Shure Incorporated unveil an innovative new shock mount for its KSM353 ribbon microphone that uses advanced materials and design to deliver excellent isolation with a refreshing dose of style that was shown at the recent Audio Engineering Society conference in New York.
After more than 18 months in development, the mount had to provide exceptional isolation, securely mate to the microphone, and complement the simple metallic styling of the KSM353 ribbon microphone. The KSM353’s 1.5-pound weight and lack of a secure attachment point posed distinct challenges to achieving these goals.
“Shock mounting a heavy microphone is a delicate balancing act,” said Chad Wiggins, Director of Wired Microphones at Shure. “If the support straps are too compliant, the mount is floppy and bottoms out. If they’re too tight, the mount won’t isolate well. And, for a ribbon microphone, you want the movement of the mount to be perpendicular to the movement of the ribbon, which complicates the design.”
The first step was to redesign the bottom connector of the microphone to accept the successful ShureLock® thread design, a standard feature on the mounts for Shure KSM-series microphones – the mount threads onto the bottom of the microphone, holding it securely regardless of orientation or stand movement.

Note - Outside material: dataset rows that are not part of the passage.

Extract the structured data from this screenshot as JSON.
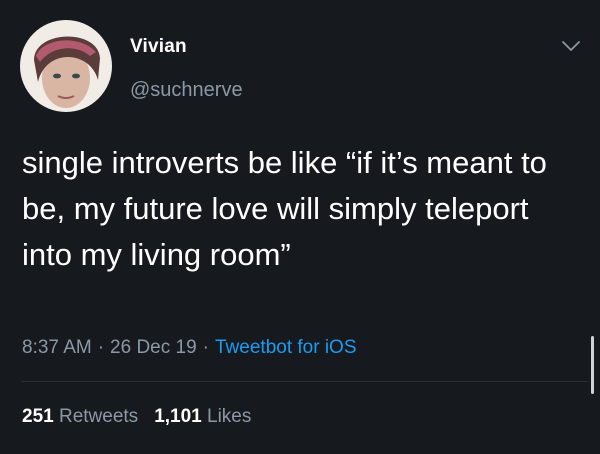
{
  "user": {
    "display_name": "Vivian",
    "handle": "@suchnerve"
  },
  "tweet": {
    "text": "single introverts be like “if it’s meant to be, my future love will simply teleport into my living room”",
    "time": "8:37 AM",
    "date": "26 Dec 19",
    "source": "Tweetbot for iOS",
    "separator": "·"
  },
  "stats": {
    "retweets_count": "251",
    "retweets_label": "Retweets",
    "likes_count": "1,101",
    "likes_label": "Likes"
  },
  "icons": {
    "menu": "chevron-down-icon"
  },
  "colors": {
    "background": "#161a1f",
    "secondary_text": "#8b98a5",
    "link": "#1d9bf0"
  }
}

A special challenge was the choice of material that would actually provide the isolation. for accomplishing all that they used wire rope.
“Our director of mechanical engineering had previous experience shock mounting delicate military equipment using wire rope, but we had no idea if it would work well with a microphone,” said Wiggins.
Prototype mounts using samples of wire rope from a variety of suppliers were tested extensively, until one with the right flex characteristics, finish, and durability was found. The new A300SM mount meets all of Shure’s quality standards, including surviving multiple drops and maintaining finish quality after exposure to humidity and corrosive environments.
So far, the finished product has won praise from recording engineers, many of whom have had prized microphones damaged when they slipped out of unsecured mounting hardware.
Source: Shure Incorporated